Working on the same project every day is tough challenge. Finding the time to get in to the proper mindset of working on the project can vary from day to day – some days, I’m primed and ready to start banging out code; other times, I’ll get caught up testing a build and before I know it, it’s time to head out the door to work and I’ve nothing to show for my time, save for a few notes of stuff that looked out of place.
I’m not sure when I first came up with the concept, but my daily mantra for a long while has been “3 Things A Day”. In other words, 3 changes or improvements to the game, whatever they may be, to help move the project forward. It might be a bug fix, a text edit, or even something promotional related, like writing this blog post. That may sound like a fairly paltry or perhaps even unsubstantial number — but over the course time, it really does add up. 365 x 3 is 1095 improvements alone! Times 3 years now we’ve been working on the project, and that would be over 3,300 edits / improvements / updates / changes.
Of course, some days are better than others. I love getting into a code sprint where I have a run where I knock out 6-8 things in a single sitting. Sometimes, it’s hard to quantify exactly what it is: today, for example, I spent my morning watching videos of Ultimate VFX, a Unity Store collection of visual effects, with the goal of finding something that would we could try for Shaman’s Revive Ally command. I finally found one that I liked, so I would call it my first successful “addition” for the day. After that, I found that I had to update Unity in order to get the effects to work – so that was my second success. Third, I got the effect loading, and was able to export it as a prefab for furthe rtesting. Fourth, I started recreating the scene from the game, brought in the effect, and started tweaking the effect to fit the game. Then I ran out of time, came home, and started writing this post: my fifth thing of the day.
By that account, apparently I’m bucking the trend today! It’s not immediately obvious, but I’m in a better place for tomorrow, to further realize how this effect will work, and if its successful, I’ll bring it into the actual game build, and then ultimately tweak it from there as further possible items for my 3 Things A Day mantra.
In a perfect world, it would be innumerable updates per day. But that’s just unrealistic, plain and simple. For now, I’m sticking with a tangible number that I can strive towards. 3, oh 3, it’s the magic number.
All that to say, it’s a great feeling to have things keep moving forward. Progress is never readily apparent, but as time moves on, becomes all the more obvious.
Alex here with a Derelict Zones development update. That’s right, Derelict Zones is alive and doing well!
Apologies for the radio silence since our last update, but we wanted to focus all our efforts on the design and development of Derelict Zones. We’ve reached a point where we’re ready to start showing some fresh glimpses of the game, and most importantly, getting the game into the hands of players.
We’ve had a couple of major developments in the game since our last public showing. The biggest change in terms of gameplay is the core player turn. Cards are now used to represent actions on each character’s turn – Move, Attack, Defend, etc. – and a player can play up to two cards on their turn. There’s also one-time use special cards that players have to carefully choose when to play. Turn order is based on each crew member’s and enemy’s speed scores, and this is displayed on screen for the player to take into consideration.

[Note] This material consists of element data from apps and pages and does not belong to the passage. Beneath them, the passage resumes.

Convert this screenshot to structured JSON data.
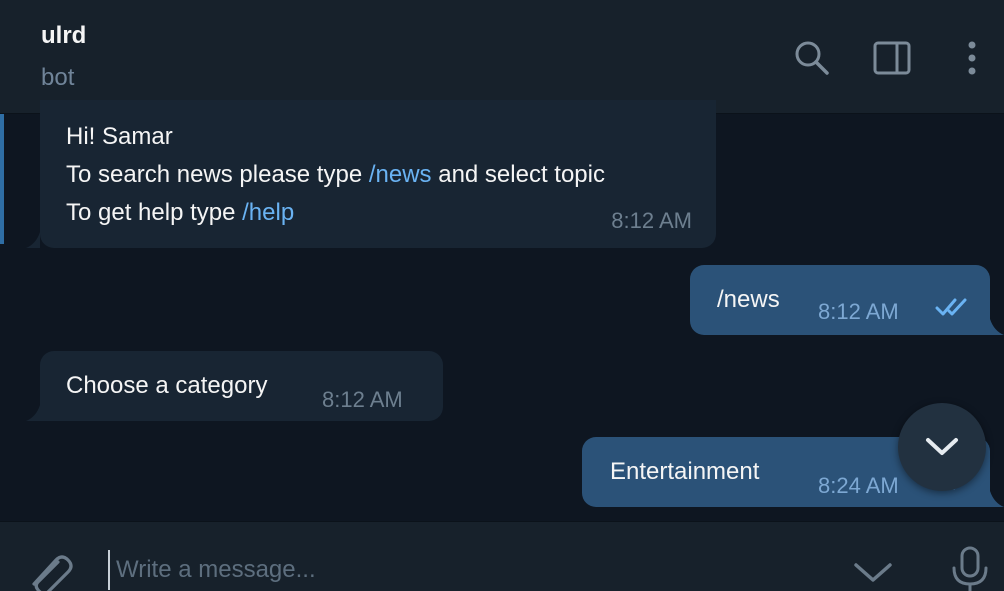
{
  "header": {
    "title": "ulrd",
    "status": "bot",
    "icons": [
      "search-icon",
      "sidebar-toggle-icon",
      "more-vertical-icon"
    ]
  },
  "messages": [
    {
      "direction": "in",
      "lines": [
        {
          "text": "Hi! Samar"
        },
        {
          "before": "To search news please type ",
          "command": "/news",
          "after": " and select topic"
        },
        {
          "before": "To get help type ",
          "command": "/help"
        }
      ],
      "time": "8:12 AM"
    },
    {
      "direction": "out",
      "text": "/news",
      "time": "8:12 AM",
      "read_status": "double-check-icon"
    },
    {
      "direction": "in",
      "text": "Choose a category",
      "time": "8:12 AM"
    },
    {
      "direction": "out",
      "text": "Entertainment",
      "time": "8:24 AM",
      "read_status": "double-check-icon"
    }
  ],
  "composer": {
    "placeholder": "Write a message...",
    "value": ""
  },
  "colors": {
    "background": "#0e1621",
    "header": "#17212b",
    "incoming_bubble": "#182533",
    "outgoing_bubble": "#2b5278",
    "link": "#6ab3f3",
    "muted": "#708499"
  }
}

The second major development since our last public outing was developing proper 3D models for all game characters and objects in the main combat stages, which has led to vast improvements in the visual department. The 3D models are essentially the flat 2D game pieces we had in our original design, but extruded into 3D space to make them feel like proper cardboard cutouts. The lighting and shadows achieved by having the models in 3D makes a dramatic difference in making them feel like part of the scene, rather than sprites juxtaposed in 3D space.
Since May of last year, we’ve focused all our efforts into making a proper demo of the game, which takes its form as a chapter from early on in the game. We felt this made a good choice because it teaches the player core gameplay mechanics as well as introduce them to the story and characters. In other words, it’s a solid vertical slice we could present players that gives a complete experience of the game: from the intro cutscenes to stage combat to weapon upgrades.
While we continue to fine tune the demo, we’ve also been carving out some of the other levels of the game, applying techniques and lessons learned and from building out the demo. This in turn has helped further refine some of the games systems, which is a really nice side effect!
We’ll be announcing more information about some upcoming opportunities to play the game, so as they say, “Please be excited.”